Competelli said Wednesday that he changed his mind about the consolidation when he realized some of that city's officials were misrepresenting EMS figures. Competelli also charged that Arbutine had failed to send budgets to the county in an effort to make it impossible to retain the department and had even said, "we are going to make this so expensive that the citizens will have to vote for it."
Competelli and Belleair Bluffs Council member Suzy Sofer also met with officials from Belleair.
"He was telling me one thing while he was meeting with the city manager and town of Belleair to try to get them to renege on the contract with Largo," said Mike Wallace, Largo's fire chief. "He was not an honest broker in the end."
Competelli wrote a memo Monday raising those issues as well as safety concerns about response times.

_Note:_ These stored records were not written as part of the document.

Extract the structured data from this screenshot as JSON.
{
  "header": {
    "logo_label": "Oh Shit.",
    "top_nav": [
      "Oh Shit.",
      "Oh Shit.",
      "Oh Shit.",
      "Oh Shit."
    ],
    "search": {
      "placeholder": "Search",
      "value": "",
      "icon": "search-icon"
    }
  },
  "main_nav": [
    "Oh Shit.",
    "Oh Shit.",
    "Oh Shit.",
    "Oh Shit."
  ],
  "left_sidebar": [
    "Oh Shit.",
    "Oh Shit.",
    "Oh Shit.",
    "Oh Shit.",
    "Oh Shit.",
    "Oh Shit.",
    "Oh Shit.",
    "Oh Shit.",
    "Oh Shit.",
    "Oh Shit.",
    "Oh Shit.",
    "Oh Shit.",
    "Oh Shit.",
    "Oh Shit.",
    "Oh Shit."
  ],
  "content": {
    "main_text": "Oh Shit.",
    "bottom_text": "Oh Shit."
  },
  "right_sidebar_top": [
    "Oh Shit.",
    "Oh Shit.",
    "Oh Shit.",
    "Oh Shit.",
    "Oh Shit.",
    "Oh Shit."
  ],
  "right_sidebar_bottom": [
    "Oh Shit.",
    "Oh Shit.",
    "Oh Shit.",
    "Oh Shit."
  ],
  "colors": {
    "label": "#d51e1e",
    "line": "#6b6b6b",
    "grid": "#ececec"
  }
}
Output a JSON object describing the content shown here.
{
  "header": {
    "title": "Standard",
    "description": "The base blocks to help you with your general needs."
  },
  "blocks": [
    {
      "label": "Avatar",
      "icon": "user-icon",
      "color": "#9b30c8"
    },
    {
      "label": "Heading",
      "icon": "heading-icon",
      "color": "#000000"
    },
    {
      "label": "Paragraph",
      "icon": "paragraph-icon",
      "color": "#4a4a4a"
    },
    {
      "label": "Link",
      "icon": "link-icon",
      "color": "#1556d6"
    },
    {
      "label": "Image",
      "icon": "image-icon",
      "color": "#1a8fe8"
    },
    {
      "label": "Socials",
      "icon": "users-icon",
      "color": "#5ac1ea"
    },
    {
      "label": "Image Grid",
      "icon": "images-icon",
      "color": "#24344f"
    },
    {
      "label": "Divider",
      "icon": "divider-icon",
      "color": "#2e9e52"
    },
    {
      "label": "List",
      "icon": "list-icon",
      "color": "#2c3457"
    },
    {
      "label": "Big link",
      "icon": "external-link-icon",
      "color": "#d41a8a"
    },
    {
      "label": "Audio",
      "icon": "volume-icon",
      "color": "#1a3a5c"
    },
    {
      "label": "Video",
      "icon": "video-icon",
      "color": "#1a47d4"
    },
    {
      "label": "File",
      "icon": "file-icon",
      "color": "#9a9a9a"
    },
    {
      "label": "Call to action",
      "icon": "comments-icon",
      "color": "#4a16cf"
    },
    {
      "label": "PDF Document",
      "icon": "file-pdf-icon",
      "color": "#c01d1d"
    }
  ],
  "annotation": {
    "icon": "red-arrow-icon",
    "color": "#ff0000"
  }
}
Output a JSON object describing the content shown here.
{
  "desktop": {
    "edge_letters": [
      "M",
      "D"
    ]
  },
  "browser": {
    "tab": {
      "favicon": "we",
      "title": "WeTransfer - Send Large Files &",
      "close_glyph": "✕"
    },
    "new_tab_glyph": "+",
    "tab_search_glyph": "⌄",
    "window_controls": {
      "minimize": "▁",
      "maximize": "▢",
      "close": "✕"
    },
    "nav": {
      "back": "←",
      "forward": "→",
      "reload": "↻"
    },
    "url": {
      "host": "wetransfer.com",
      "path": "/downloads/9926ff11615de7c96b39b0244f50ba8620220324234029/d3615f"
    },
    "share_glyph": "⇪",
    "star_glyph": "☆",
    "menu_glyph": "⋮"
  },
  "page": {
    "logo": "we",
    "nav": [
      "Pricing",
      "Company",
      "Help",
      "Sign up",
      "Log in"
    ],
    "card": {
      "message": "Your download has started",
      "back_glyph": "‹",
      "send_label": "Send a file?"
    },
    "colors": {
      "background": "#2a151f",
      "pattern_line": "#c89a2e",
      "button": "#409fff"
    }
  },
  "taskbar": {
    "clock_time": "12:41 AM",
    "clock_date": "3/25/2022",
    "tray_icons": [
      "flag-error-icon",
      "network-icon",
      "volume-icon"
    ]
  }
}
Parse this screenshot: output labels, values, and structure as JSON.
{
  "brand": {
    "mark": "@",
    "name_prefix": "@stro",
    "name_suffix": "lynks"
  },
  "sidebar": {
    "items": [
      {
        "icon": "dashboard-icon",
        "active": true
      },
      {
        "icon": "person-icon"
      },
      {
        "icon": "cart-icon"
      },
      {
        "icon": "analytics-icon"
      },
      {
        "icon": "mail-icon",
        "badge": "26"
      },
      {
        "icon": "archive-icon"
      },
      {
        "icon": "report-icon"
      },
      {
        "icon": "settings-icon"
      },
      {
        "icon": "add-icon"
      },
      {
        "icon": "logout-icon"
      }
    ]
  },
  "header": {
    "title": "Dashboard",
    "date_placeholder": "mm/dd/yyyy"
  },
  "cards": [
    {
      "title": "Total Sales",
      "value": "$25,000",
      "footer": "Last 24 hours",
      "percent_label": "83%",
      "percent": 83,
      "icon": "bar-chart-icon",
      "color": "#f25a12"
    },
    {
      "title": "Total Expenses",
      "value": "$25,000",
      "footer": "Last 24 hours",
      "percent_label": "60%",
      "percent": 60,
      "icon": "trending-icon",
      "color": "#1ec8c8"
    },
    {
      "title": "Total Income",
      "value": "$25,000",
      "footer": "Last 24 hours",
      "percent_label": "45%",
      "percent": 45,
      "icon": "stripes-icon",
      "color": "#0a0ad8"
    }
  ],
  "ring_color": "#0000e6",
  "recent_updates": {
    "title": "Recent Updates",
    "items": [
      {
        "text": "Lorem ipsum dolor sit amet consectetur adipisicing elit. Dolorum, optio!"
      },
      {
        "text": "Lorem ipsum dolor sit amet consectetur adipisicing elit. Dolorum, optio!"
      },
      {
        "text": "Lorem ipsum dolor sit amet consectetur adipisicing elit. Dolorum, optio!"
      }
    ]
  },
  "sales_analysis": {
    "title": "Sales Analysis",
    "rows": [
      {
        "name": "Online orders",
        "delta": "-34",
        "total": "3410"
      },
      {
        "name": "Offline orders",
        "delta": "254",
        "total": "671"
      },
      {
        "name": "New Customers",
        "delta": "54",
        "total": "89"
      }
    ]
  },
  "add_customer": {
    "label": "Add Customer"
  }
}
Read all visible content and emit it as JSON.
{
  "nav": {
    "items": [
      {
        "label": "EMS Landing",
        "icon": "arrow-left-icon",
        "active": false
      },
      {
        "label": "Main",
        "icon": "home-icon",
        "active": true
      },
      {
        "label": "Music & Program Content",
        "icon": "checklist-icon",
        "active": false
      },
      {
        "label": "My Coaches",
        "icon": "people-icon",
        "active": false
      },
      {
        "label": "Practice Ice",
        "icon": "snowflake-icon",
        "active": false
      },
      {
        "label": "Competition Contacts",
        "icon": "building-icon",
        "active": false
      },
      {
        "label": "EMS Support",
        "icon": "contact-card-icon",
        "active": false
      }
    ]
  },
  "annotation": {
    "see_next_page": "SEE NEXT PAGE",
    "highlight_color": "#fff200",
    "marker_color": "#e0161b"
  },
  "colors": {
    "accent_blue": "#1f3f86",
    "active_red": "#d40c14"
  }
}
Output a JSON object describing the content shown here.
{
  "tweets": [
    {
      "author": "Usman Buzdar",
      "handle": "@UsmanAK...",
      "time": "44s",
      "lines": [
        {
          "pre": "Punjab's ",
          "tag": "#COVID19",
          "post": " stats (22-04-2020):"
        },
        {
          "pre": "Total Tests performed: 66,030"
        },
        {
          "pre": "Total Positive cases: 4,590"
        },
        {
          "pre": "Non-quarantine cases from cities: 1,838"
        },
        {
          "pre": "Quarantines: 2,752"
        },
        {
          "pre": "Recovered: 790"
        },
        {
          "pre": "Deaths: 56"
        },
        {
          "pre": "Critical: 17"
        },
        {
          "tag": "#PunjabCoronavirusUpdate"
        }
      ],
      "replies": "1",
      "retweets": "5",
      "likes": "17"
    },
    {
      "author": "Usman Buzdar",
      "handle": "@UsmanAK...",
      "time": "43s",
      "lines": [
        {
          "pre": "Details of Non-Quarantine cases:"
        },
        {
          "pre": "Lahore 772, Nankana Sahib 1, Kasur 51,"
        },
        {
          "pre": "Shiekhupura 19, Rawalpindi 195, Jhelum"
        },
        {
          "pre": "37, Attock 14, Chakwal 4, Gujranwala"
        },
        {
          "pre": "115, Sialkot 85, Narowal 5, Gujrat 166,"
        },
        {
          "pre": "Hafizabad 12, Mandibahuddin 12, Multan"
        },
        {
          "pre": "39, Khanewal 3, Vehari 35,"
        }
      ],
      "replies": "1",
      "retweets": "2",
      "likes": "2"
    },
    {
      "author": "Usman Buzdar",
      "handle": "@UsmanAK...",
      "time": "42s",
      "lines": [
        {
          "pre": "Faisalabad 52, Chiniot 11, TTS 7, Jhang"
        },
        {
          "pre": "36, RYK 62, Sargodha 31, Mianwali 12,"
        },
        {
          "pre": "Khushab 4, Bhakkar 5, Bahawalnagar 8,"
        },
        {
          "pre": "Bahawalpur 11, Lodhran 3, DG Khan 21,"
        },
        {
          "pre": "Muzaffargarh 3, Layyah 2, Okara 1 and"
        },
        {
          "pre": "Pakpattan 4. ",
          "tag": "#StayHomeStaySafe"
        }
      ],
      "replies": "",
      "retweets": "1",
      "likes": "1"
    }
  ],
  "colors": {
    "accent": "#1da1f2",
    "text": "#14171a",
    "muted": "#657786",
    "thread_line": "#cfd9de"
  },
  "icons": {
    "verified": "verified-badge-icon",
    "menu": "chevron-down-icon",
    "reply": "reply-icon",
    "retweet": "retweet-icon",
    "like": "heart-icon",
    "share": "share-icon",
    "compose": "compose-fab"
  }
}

He said the city should not give up its department.
Wallace said he's unsure why safety issues are being raised now when the deal, which provides the same staffing from the same building as currently exists, has not changed since June 30.
One item that did come up was Competelli's future. Wallace said Competelli wanted to be chief of another department or at least a management-level chief with Largo.
Wallace offered Competelli an entry-level, code enforcement job at $38,000 a year, less than half the $85,000 salary he's earning in Belleair Bluffs.
"He didn't even want to consider a starting salary, entry-level position," Wallace said.
That offer was made after Competelli's June 30 speech endorsing the Largo deal.
Competelli said Thursday that he did not want to "get into" details of the employment offer but that it had nothing to do with his change of heart. The safety concerns came about when he heard Largo might build a new station earlier than originally stated. A new station in another location could increase response times, he said.
Competelli maintained he did nothing wrong. His goal, he said, was to bring accurate information to Belleair Bluffs residents.
"My mother brought me up a whole lot better than to stand by and let misinformation go out to the public," Competelli said. "I feel that I was wrongly terminated."
Arbutine saw the memo and Competelli's actions as an attempt to undermine the council's orders that he prepare the department for the transition. And, on Wednesday, two council members — Jack Nazario and Hunt Brand — sided with the mayor. The other two — Suzy Sofer and Joseph Barkley — voted not to fire Competelli.
Anne Lindberg can be reached at email@example.com or (727) 893-8450.